- JOIN | SUPPORT TSHA
SPEER, TEXAS. Speer, also known as Stinson and as Stinson's Mill, was near Big Sandy Creek and the present route of Farm Road 312 three miles northeast of Pine Mills and eleven miles east of Quitman in eastern Wood County. The area was settled in the early 1840s by Baptist minister Prescott (Press) Davis and his wife Dorcus. Davis is said to have built the Press Davis Crossing and the Press Davis Bridge over nearby Big Sandy Creek. Some sources state that the area was known as the Speer community by the time the Davises arrived. However, another account suggests that it was not called Speer until later, after the community developed around the mill and home of James Alexander Stinson, a local plantation owner who had served as a colonel in the Confederate Army. By 1853 land-grant recipient Isham Burnett had built a gristmill at his homestead in the vicinity, and sometime between 1865 and 1868 Stinson gained possession of a sawmill at or near the Burnett mill site, at what became known as Stinson's Pond. Stinson is said to have been one of the first in the area to experiment with growing fruit trees, ribbon cane, wheat, and beans. He is reported to have owned forty-three slaves. After the Civil War Stinson ran his plantation on the sharecropping system, and at one time the Stinson property had fourteen tenant houses. One account reports that the community that developed around his plantation and mill was known first as Stinson and Stinson's Mill and then later as Speer. In 1869 Stinson had a two-story house built at Speer from pine and oak grown on his large plantation, and in 1874 Stinson's daughter Sarah Ann (Sallie) was married by Press Davis in the parlor of the Stinson mansion to future governor James Stephen Hogg. In 1886 the Speer post office opened, and by 1890 J. A. Stinson was serving as postmaster. By 1906, however, the Speer post office had closed.
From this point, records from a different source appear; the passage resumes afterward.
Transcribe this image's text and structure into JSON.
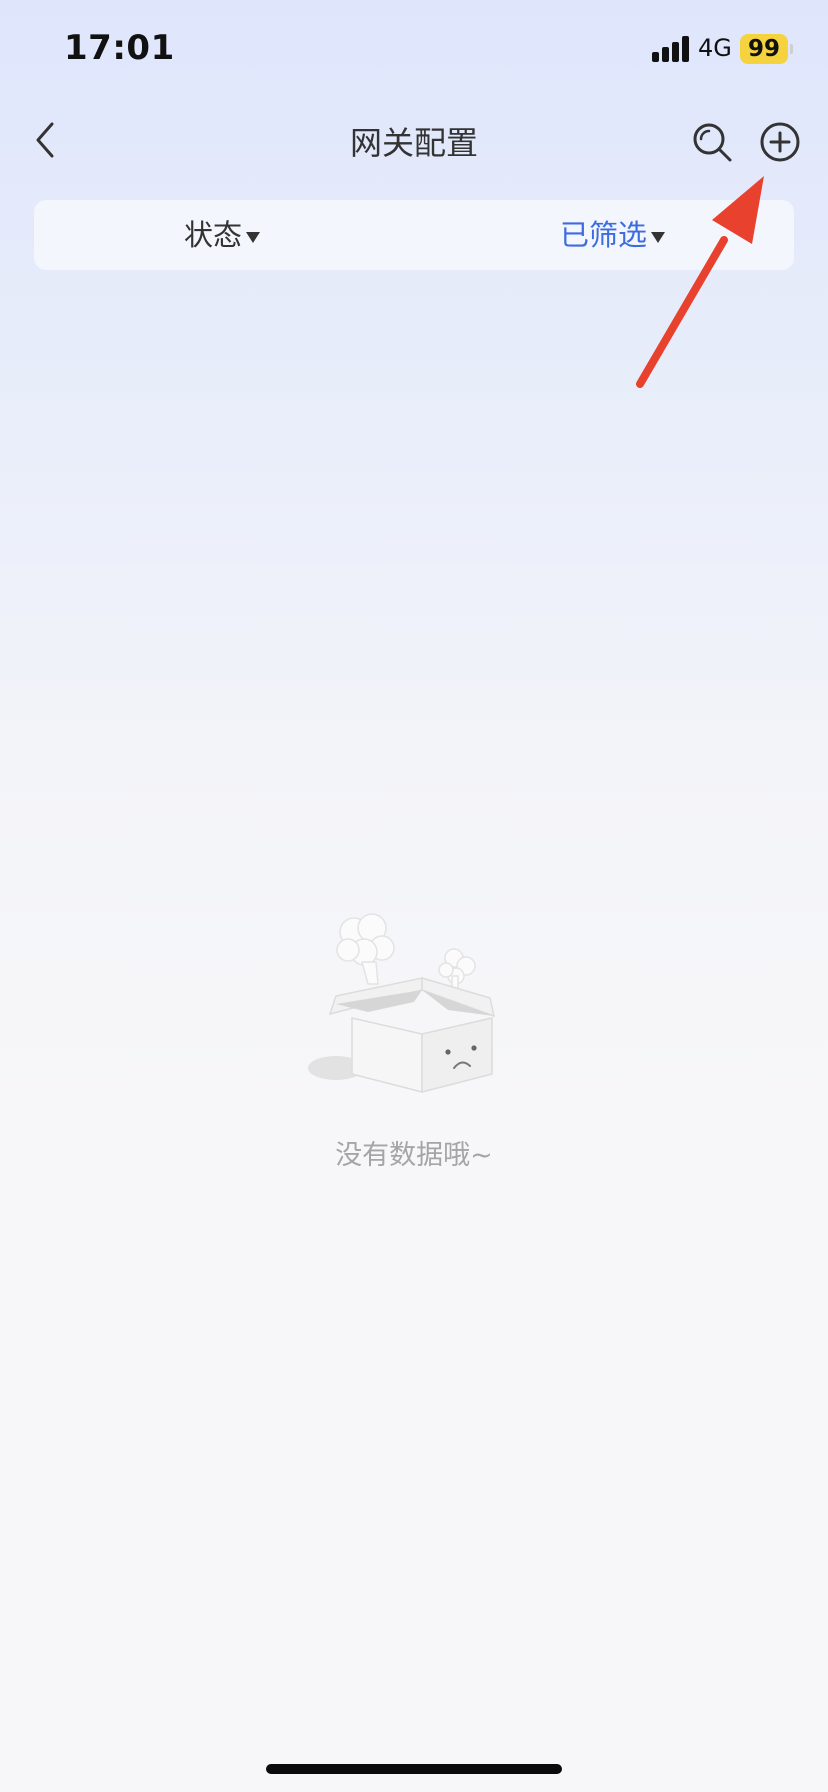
{
  "status_bar": {
    "time": "17:01",
    "network": "4G",
    "battery": "99",
    "icons": [
      "cellular-signal-icon",
      "battery-icon"
    ]
  },
  "nav": {
    "title": "网关配置",
    "icons": [
      "chevron-left-icon",
      "search-icon",
      "plus-circle-icon"
    ]
  },
  "filters": {
    "status_label": "状态",
    "filtered_label": "已筛选",
    "colors": {
      "active": "#3d6ce0",
      "default": "#333333"
    }
  },
  "empty_state": {
    "message": "没有数据哦~",
    "icon": "empty-box-icon"
  },
  "annotation": {
    "icon": "red-arrow-icon",
    "color": "#e8412e"
  }
}
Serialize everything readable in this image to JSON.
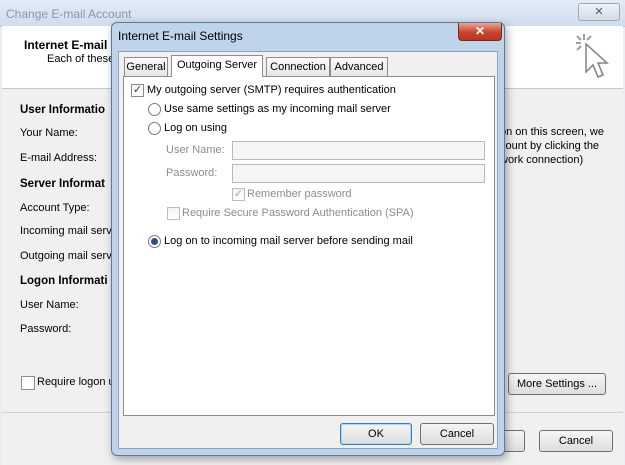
{
  "background_window": {
    "title": "Change E-mail Account",
    "close_glyph": "✕",
    "header_title": "Internet E-mail",
    "header_subtitle": "Each of these",
    "sections": {
      "user_info": "User Informatio",
      "server_info": "Server Informat",
      "logon_info": "Logon Informati"
    },
    "labels": {
      "your_name": "Your Name:",
      "email_address": "E-mail Address:",
      "account_type": "Account Type:",
      "incoming_server": "Incoming mail serve",
      "outgoing_server": "Outgoing mail serve",
      "user_name": "User Name:",
      "password": "Password:"
    },
    "right_text": [
      "on on this screen, we",
      "count by clicking the",
      "work connection)"
    ],
    "require_logon_label": "Require logon u",
    "more_settings_button": "More Settings ...",
    "cancel_button": "Cancel"
  },
  "dialog": {
    "title": "Internet E-mail Settings",
    "close_glyph": "✕",
    "tabs": {
      "general": "General",
      "outgoing_server": "Outgoing Server",
      "connection": "Connection",
      "advanced": "Advanced"
    },
    "smtp_auth": {
      "label": "My outgoing server (SMTP) requires authentication",
      "checked": true,
      "mark": "✓"
    },
    "use_same_settings": {
      "label": "Use same settings as my incoming mail server",
      "selected": false
    },
    "log_on_using": {
      "label": "Log on using",
      "selected": false
    },
    "user_name_label": "User Name:",
    "user_name_value": "",
    "password_label": "Password:",
    "password_value": "",
    "remember_password": {
      "label": "Remember password",
      "checked": true,
      "mark": "✓"
    },
    "require_spa": {
      "label": "Require Secure Password Authentication (SPA)",
      "checked": false
    },
    "log_on_incoming_first": {
      "label": "Log on to incoming mail server before sending mail",
      "selected": true
    },
    "ok_button": "OK",
    "cancel_button": "Cancel"
  }
}
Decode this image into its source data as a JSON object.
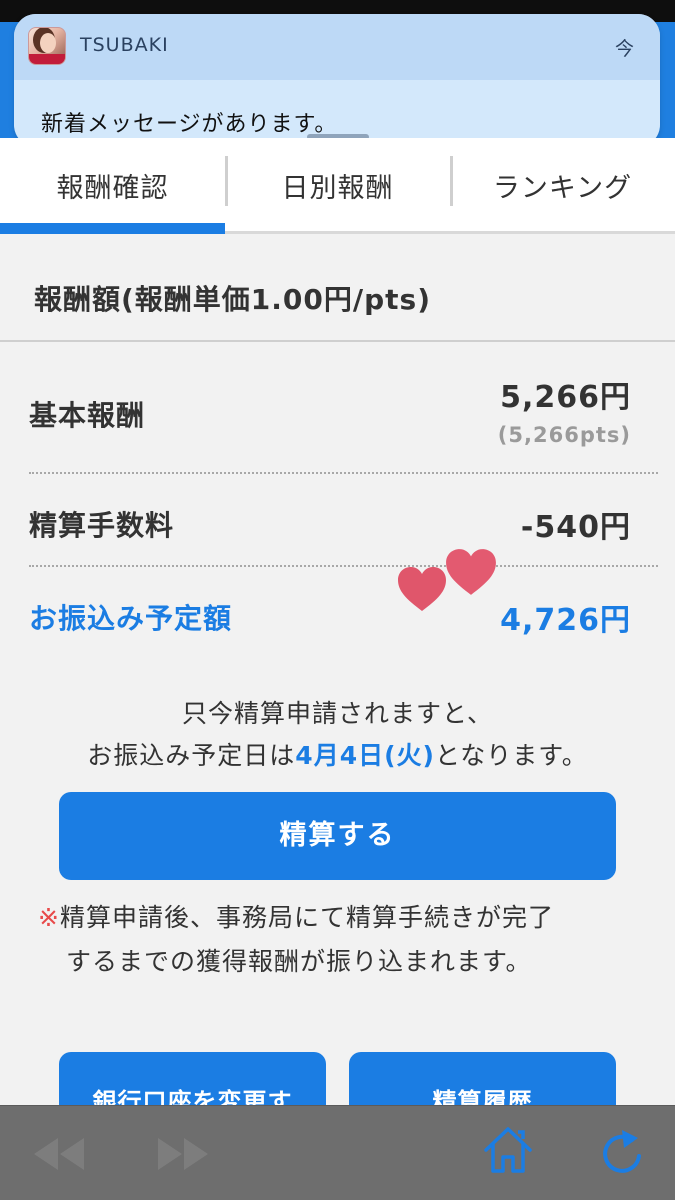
{
  "notification": {
    "app_name": "TSUBAKI",
    "time": "今",
    "message": "新着メッセージがあります。"
  },
  "tabs": [
    {
      "label": "報酬確認",
      "active": true
    },
    {
      "label": "日別報酬",
      "active": false
    },
    {
      "label": "ランキング",
      "active": false
    }
  ],
  "section_title": "報酬額(報酬単価1.00円/pts)",
  "rows": {
    "base": {
      "label": "基本報酬",
      "value": "5,266円",
      "sub": "(5,266pts)"
    },
    "fee": {
      "label": "精算手数料",
      "value": "-540円"
    },
    "transfer": {
      "label": "お振込み予定額",
      "value": "4,726円"
    }
  },
  "notice": {
    "line1": "只今精算申請されますと、",
    "line2_prefix": "お振込み予定日は",
    "line2_date": "4月4日(火)",
    "line2_suffix": "となります。"
  },
  "settle_button": "精算する",
  "warning": {
    "mark": "※",
    "line1": "精算申請後、事務局にて精算手続きが完了",
    "line2": "するまでの獲得報酬が振り込まれます。"
  },
  "bottom_buttons": {
    "change_bank": "銀行口座を変更す",
    "history": "精算履歴"
  },
  "toolbar": {
    "back": "rewind-icon",
    "forward": "fast-forward-icon",
    "home": "home-icon",
    "reload": "reload-icon"
  },
  "colors": {
    "accent": "#1b7de3",
    "warning_mark": "#e84a4a",
    "heart": "#e0566b"
  }
}
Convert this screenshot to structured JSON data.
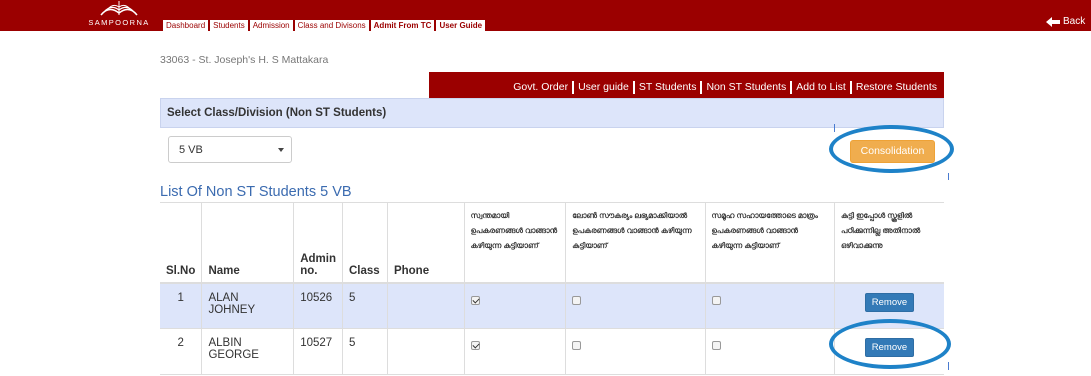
{
  "brand": {
    "name": "SAMPOORNA"
  },
  "topnav": [
    "Dashboard",
    "Students",
    "Admission",
    "Class and Divisons",
    "Admit From TC",
    "User Guide"
  ],
  "back_label": "Back",
  "school": "33063 - St. Joseph's H. S Mattakara",
  "tabs": [
    "Govt. Order",
    "User guide",
    "ST Students",
    "Non ST Students",
    "Add to List",
    "Restore Students"
  ],
  "panel": {
    "heading": "Select Class/Division (Non ST Students)",
    "selected_class": "5 VB",
    "consolidation_label": "Consolidation"
  },
  "list_title": "List Of Non ST Students 5 VB",
  "table": {
    "headers": {
      "slno": "Sl.No",
      "name": "Name",
      "admin": "Admin no.",
      "class": "Class",
      "phone": "Phone",
      "q1": "സ്വന്തമായി ഉപകരണങ്ങൾ വാങ്ങാൻ കഴിയുന്ന കുട്ടിയാണ്",
      "q2": "ലോൺ സൗകര്യം ലഭ്യമാക്കിയാൽ ഉപകരണങ്ങൾ വാങ്ങാൻ കഴിയുന്ന കുട്ടിയാണ്",
      "q3": "സമൂഹ സഹായത്തോടെ മാത്രം ഉപകരണങ്ങൾ വാങ്ങാൻ കഴിയുന്ന കുട്ടിയാണ്",
      "q4": "കുട്ടി ഇപ്പോൾ സ്കൂളിൽ പഠിക്കുന്നില്ല അതിനാൽ ഒഴിവാക്കുന്നു"
    },
    "rows": [
      {
        "slno": "1",
        "name": "ALAN JOHNEY",
        "admin": "10526",
        "class": "5",
        "phone": "",
        "q1": true,
        "q2": false,
        "q3": false,
        "action": "Remove"
      },
      {
        "slno": "2",
        "name": "ALBIN GEORGE",
        "admin": "10527",
        "class": "5",
        "phone": "",
        "q1": true,
        "q2": false,
        "q3": false,
        "action": "Remove"
      }
    ]
  },
  "colors": {
    "brand_red": "#9b0000",
    "panel_blue": "#dde5fa",
    "accent_blue": "#337ab7",
    "warning_orange": "#f0ad4e",
    "highlight_ring": "#1e82c8"
  }
}
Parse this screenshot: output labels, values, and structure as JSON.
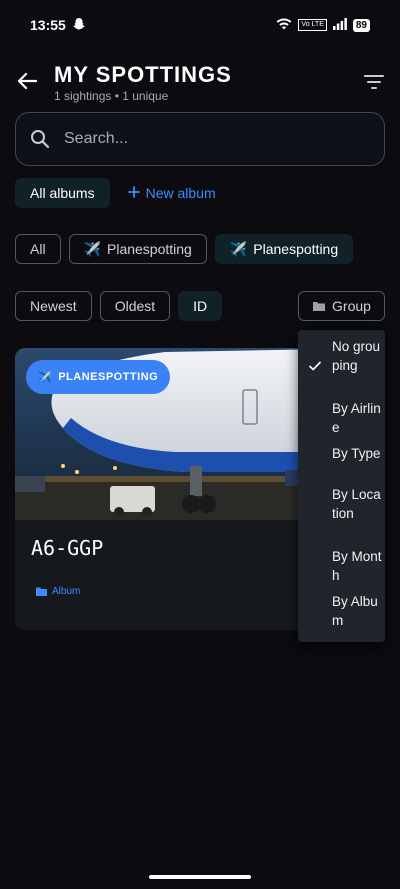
{
  "status": {
    "time": "13:55",
    "lte": "Vo LTE",
    "battery": "89"
  },
  "header": {
    "title": "MY SPOTTINGS",
    "subtitle": "1 sightings • 1 unique"
  },
  "search": {
    "placeholder": "Search..."
  },
  "albums": {
    "all_label": "All albums",
    "new_label": "New album"
  },
  "categories": [
    {
      "label": "All"
    },
    {
      "icon": "✈️",
      "label": "Planespotting"
    },
    {
      "icon": "✈️",
      "label": "Planespotting"
    }
  ],
  "sort": {
    "newest": "Newest",
    "oldest": "Oldest",
    "id": "ID"
  },
  "group": {
    "label": "Group"
  },
  "card": {
    "badge_icon": "✈️",
    "badge": "PLANESPOTTING",
    "registration": "A6-GGP",
    "album": "Album"
  },
  "group_menu": {
    "selected": "No grouping",
    "items": [
      {
        "label": "No grouping"
      },
      {
        "label": "By Airline"
      },
      {
        "label": "By Type"
      },
      {
        "label": "By Location"
      },
      {
        "label": "By Month"
      },
      {
        "label": "By Album"
      }
    ]
  },
  "colors": {
    "accent": "#3d8bff",
    "badge": "#3b82f6",
    "chip_active": "#102227",
    "background": "#0b0b10"
  }
}
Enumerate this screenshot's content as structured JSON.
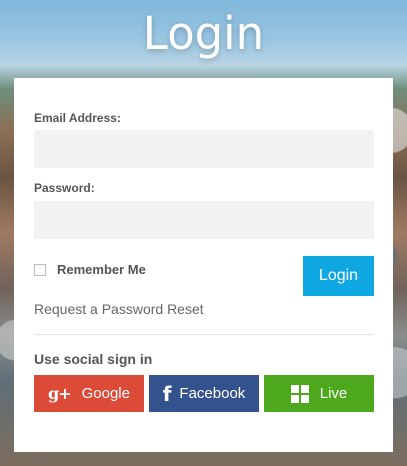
{
  "page": {
    "title": "Login"
  },
  "form": {
    "email_label": "Email Address:",
    "email_value": "",
    "password_label": "Password:",
    "password_value": "",
    "remember_label": "Remember Me",
    "login_button": "Login",
    "reset_link": "Request a Password Reset"
  },
  "social": {
    "title": "Use social sign in",
    "buttons": [
      {
        "label": "Google",
        "icon": "google-plus-icon",
        "color": "#dc4a38"
      },
      {
        "label": "Facebook",
        "icon": "facebook-icon",
        "color": "#34528d"
      },
      {
        "label": "Live",
        "icon": "windows-icon",
        "color": "#4da81d"
      }
    ]
  },
  "colors": {
    "primary": "#0fa7e1",
    "panel_bg": "#ffffff",
    "field_bg": "#f2f2f2"
  }
}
Little more is known about Speer, but in 1967 the Stinson home received a state historical marker.
BIBLIOGRAPHY:Timothy K. Perttula et al., `This Everlasting Sand Bed': Cultural Resources Investigations at the Texas Big Sandy Project (Austin: Prewitt and Associates, 1986). Wood County, 1850–1900 (Quitman, Texas: Wood County Historical Society, 1976).
Image Use Disclaimer
All copyrighted materials included within the Handbook of Texas Online are in accordance with Title 17 U.S.C. Section 107 related to Copyright and “Fair Use” for Non-Profit educational institutions, which permits the Texas State Historical Association (TSHA), to utilize copyrighted materials to further scholarship, education, and inform the public. The TSHA makes every effort to conform to the principles of fair use and to comply with copyright law.
For more information go to: http://www.law.cornell.edu/uscode/17/107.shtml
If you wish to use copyrighted material from this site for purposes of your own that go beyond fair use, you must obtain permission from the copyright owner.
The following, adapted from the Chicago Manual of Style, 15th edition, is the preferred citation for this article.Handbook of Texas Online, Rachel Jenkins, "Speer, TX," accessed April 30, 2017, http://www.tshaonline.org/handbook/online/articles/hrsbr.
Uploaded on June 15, 2010. Published by the Texas State Historical Association.